Elizabeth Warren is making headlines with her war of words against Donald Trump.
Hillary Clinton is begining to lose against Trump in the polls.
Bernie Sanders polls much better than Hillary when matched against Trump
The ideal Democratic ticket? Slam Dunk! Sanders-Warren 2016
But not everyone is certain that Warren would work as vice president or that she actually wants the job. The aforementioned close confidant interpreted the anti-Trump tweetstorm as more about Warren “showing other Democrats that this is the way to go after Trump, than about positioning herself as a VP candidate.” Others, meanwhile, see a clear reason why she would take the post if offered.
Some who have tangled with Warren in the past suggest that she’s a capable political talent but not deft enough to handle the crucible of a presidential campaign.

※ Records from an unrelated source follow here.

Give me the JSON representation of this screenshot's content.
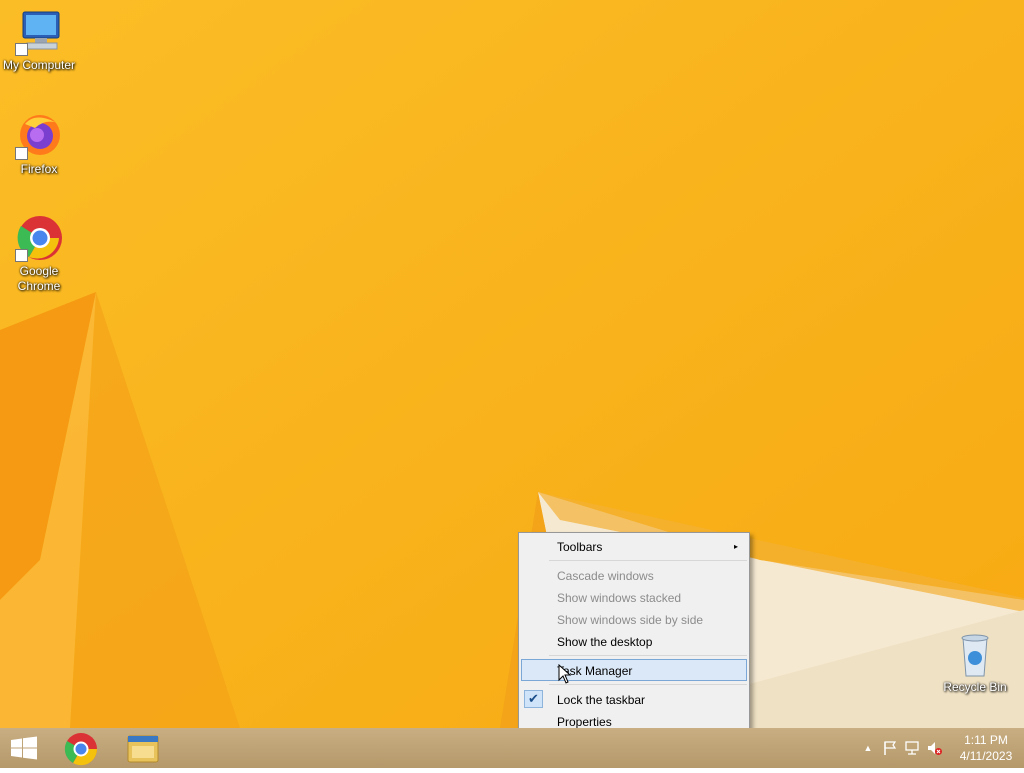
{
  "desktop": {
    "icons": [
      {
        "label": "My Computer"
      },
      {
        "label": "Firefox"
      },
      {
        "label": "Google Chrome"
      },
      {
        "label": "Recycle Bin"
      }
    ]
  },
  "context_menu": {
    "items": [
      {
        "label": "Toolbars",
        "has_submenu": true
      },
      {
        "label": "Cascade windows",
        "disabled": true
      },
      {
        "label": "Show windows stacked",
        "disabled": true
      },
      {
        "label": "Show windows side by side",
        "disabled": true
      },
      {
        "label": "Show the desktop"
      },
      {
        "label": "Task Manager",
        "highlighted": true
      },
      {
        "label": "Lock the taskbar",
        "checked": true
      },
      {
        "label": "Properties"
      }
    ],
    "submenu_arrow": "▸",
    "check_glyph": "✔"
  },
  "taskbar": {
    "buttons": [
      {
        "icon": "windows-logo-icon"
      },
      {
        "icon": "chrome-icon"
      },
      {
        "icon": "file-explorer-icon"
      }
    ],
    "tray": {
      "show_hidden_glyph": "▲",
      "time": "1:11 PM",
      "date": "4/11/2023"
    }
  },
  "colors": {
    "wallpaper": "#f9b21a",
    "taskbar": "#b8a077",
    "menu_highlight": "#dbe8f7"
  }
}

Colin Reed, who works for the Republican super PAC America Rising and previously served as a top aide to then-Sen. Scott Brown, the GOP senator whom Warren defeated in the 2012 election, claimed that she underperformed President Barack Obama in Massachusetts by 15 percentage points that year. (Note: Warren got 53.7 percent of the vote in 2012, compared to Obama’s 60.8 percent in the state, according to The New York Times, making the margin 7 percent.) Reed argued that Warren’s brand as an anti-Wall Street populist would create tensions with Clinton that both of them would want to avoid.
“Warren castigates Goldman Sachs; Clinton takes their money,” Reed said.
Eric Fehrnstrom, another former Brown adviser, had an additional theory as to why Warren was spending recent days composing anti-Trump tweets, one that suggested this was more about making amends than paving the way to the VP’s residence.
“I think she needed to do something to take the pressure off herself because of her non-endorsement in the Democratic [presidential] race,” Fehrnstrom posited. “The Hillary partisans, who are strong here in Massachusetts, have grown alienated because of her fence sitting. This was a good diversion for her. ... It spared her from answering the question of why, still at this late date, had she not endorsed Hillary Clinton.”
A year after the Colorado focus group, Hart reached out to one of the women he’d met there. Jenny Howard, a conservative Republican, had stunned him with her positive opinion of Warren, which cut against everything he knew about Howard’s politics. For all their differences, both Trump and Warren start from the belief that the system is rigged against the middle class, so Hart wanted to know if Howard had wound up in the Trump camp by the time the GOP race reached Colorado.
Not exactly. Instead, she told him, she was feeling the Bern.